**WHAT IS REQUIRED**
If a line of the entries below includes the word "timestamp", it counts; state the total and nothing further.

(SUPPLIED DATA Opens)

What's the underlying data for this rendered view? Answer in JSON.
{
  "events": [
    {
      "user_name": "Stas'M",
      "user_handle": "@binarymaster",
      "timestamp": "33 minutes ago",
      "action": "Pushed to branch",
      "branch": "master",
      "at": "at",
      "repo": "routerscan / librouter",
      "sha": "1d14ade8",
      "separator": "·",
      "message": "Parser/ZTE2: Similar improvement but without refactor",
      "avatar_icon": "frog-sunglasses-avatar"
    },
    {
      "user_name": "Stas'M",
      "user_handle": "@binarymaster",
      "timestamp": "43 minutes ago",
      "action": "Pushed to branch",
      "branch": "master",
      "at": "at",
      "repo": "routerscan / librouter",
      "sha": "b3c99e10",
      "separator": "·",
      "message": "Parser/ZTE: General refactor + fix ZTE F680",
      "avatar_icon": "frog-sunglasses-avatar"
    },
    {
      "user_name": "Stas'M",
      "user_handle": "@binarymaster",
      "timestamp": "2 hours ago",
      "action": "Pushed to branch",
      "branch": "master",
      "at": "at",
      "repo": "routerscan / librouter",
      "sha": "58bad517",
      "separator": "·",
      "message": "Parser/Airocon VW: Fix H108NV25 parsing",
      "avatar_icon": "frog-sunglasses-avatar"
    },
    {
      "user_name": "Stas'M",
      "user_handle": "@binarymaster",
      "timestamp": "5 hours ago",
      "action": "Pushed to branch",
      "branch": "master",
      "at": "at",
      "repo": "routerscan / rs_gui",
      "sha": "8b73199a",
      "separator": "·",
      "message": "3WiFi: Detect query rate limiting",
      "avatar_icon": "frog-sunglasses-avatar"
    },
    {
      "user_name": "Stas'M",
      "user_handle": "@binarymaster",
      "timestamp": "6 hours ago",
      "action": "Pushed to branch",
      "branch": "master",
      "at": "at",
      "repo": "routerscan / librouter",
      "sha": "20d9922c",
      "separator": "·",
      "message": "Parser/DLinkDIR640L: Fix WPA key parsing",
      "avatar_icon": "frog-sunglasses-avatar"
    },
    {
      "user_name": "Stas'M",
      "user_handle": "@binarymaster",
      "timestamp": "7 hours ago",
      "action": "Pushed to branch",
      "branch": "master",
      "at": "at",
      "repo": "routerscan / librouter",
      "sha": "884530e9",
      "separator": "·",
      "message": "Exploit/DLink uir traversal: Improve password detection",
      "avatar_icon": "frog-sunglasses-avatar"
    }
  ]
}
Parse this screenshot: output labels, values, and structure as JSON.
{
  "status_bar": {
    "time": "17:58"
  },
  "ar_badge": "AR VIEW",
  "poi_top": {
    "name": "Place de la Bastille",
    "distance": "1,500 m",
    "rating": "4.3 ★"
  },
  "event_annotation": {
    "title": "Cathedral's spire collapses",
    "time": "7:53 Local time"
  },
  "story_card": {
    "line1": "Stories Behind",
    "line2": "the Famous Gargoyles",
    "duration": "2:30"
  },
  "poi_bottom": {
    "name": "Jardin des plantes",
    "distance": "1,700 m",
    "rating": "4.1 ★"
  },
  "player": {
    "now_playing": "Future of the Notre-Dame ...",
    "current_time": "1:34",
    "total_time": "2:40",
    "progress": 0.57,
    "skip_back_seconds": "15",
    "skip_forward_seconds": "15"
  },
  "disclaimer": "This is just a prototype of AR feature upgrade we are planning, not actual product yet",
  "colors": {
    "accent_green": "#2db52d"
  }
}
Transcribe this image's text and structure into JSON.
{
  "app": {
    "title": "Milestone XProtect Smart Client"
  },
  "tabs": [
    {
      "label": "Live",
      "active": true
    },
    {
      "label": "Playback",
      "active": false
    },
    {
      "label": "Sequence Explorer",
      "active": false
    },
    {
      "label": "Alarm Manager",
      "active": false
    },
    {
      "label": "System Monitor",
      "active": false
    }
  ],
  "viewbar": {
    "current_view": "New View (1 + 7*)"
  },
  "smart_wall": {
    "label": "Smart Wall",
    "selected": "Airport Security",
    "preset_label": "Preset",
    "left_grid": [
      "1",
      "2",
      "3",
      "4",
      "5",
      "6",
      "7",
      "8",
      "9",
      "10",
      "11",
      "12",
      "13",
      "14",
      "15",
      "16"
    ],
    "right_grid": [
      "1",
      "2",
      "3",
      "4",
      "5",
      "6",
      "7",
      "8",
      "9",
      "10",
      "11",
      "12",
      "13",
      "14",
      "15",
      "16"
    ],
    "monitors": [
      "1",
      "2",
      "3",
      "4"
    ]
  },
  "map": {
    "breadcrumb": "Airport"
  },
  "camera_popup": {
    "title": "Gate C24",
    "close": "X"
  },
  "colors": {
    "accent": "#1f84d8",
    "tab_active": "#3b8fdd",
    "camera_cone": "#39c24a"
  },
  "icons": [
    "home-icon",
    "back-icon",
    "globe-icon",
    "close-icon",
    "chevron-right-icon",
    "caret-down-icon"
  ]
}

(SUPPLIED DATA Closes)

**SOLUTION TO THIS TASK**
6